Chapter 7 Probability of selecting a sample with a particular mean: the z-test

If you know both the standard deviation of the population (\(\sigma\)) and the mean of the population (\(\mu\)), you can calculate the probability of obtaining a sample with a particular mean. You did this previously.

To review, you used the population mean and the expected standard error (based on population standard deviation and sample size) to convert the raw mean to a z-score. Then, you used the z-table to compute the proportion of the area under the curve.

We are going to use the same technique to find the probability of selecting a sample of a given size and having its mean fall that far from the population mean. This probability is called p. p is the probability of finding a z-score that is more extreme than your score, assuming that the sample comes out of the population.

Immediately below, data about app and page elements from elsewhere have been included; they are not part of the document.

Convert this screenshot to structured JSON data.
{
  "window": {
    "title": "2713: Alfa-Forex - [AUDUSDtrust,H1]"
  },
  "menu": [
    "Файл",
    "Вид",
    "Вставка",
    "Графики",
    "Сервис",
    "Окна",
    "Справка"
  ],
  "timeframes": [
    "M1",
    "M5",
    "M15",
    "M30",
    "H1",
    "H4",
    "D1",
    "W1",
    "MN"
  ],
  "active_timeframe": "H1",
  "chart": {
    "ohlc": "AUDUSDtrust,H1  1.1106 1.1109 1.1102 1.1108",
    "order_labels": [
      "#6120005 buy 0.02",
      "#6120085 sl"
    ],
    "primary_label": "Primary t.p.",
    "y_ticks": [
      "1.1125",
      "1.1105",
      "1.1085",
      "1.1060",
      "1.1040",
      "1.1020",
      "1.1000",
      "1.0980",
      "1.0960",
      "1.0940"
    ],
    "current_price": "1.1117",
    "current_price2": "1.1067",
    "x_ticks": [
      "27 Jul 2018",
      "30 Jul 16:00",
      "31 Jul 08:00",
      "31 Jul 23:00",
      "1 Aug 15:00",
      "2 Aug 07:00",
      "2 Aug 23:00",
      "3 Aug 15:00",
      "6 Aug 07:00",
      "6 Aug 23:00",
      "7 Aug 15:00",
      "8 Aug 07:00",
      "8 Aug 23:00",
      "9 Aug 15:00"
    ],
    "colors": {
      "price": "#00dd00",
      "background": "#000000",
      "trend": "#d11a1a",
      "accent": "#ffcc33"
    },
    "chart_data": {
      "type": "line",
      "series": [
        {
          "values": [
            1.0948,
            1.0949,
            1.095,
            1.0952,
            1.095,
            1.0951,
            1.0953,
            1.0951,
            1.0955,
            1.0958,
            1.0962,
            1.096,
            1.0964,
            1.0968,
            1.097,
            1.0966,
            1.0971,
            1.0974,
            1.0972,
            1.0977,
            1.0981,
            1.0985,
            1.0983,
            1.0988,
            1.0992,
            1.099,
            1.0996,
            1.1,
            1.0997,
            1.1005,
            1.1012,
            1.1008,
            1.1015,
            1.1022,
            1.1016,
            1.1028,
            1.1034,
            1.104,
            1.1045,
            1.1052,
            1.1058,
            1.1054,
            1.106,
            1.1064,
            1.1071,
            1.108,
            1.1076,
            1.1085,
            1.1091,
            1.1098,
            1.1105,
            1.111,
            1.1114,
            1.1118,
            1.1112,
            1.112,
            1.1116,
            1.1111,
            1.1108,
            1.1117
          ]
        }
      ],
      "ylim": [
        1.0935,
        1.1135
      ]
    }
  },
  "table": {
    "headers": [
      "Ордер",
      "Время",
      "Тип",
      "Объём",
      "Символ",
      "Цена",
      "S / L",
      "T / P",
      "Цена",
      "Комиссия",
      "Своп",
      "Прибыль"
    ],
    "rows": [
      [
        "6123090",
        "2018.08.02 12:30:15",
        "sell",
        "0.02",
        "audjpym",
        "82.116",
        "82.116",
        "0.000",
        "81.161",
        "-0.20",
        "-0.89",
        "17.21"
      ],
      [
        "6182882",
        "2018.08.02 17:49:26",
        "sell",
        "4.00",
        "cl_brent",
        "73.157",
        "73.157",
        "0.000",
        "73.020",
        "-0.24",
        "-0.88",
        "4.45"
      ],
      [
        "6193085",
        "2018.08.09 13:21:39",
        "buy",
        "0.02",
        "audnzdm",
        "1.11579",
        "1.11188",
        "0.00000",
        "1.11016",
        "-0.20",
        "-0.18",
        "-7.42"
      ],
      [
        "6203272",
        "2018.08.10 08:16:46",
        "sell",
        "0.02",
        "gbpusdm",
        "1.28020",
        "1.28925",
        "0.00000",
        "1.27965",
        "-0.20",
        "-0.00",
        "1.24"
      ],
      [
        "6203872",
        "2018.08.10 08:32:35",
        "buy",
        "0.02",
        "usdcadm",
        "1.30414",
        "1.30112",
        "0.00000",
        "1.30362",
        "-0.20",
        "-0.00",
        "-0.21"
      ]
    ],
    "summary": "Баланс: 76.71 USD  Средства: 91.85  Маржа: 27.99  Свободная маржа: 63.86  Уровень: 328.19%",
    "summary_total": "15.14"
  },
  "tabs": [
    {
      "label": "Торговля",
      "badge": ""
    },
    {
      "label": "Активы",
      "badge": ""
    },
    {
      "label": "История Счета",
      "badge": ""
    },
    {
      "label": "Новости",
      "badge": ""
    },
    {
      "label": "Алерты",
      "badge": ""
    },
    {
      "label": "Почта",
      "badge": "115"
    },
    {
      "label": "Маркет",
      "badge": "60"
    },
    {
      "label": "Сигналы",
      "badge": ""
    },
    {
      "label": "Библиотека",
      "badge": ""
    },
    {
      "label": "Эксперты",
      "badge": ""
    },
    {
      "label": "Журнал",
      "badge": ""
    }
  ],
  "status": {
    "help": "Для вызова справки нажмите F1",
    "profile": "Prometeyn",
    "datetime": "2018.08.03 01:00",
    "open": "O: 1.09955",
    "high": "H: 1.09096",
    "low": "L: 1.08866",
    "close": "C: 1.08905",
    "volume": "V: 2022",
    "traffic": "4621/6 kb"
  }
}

We can use p to determine whether a sample is the same as its underlying population. If p is very low, then we are unlikely to have selected this sample by chance. That means that we can conclude our sample is different from the population.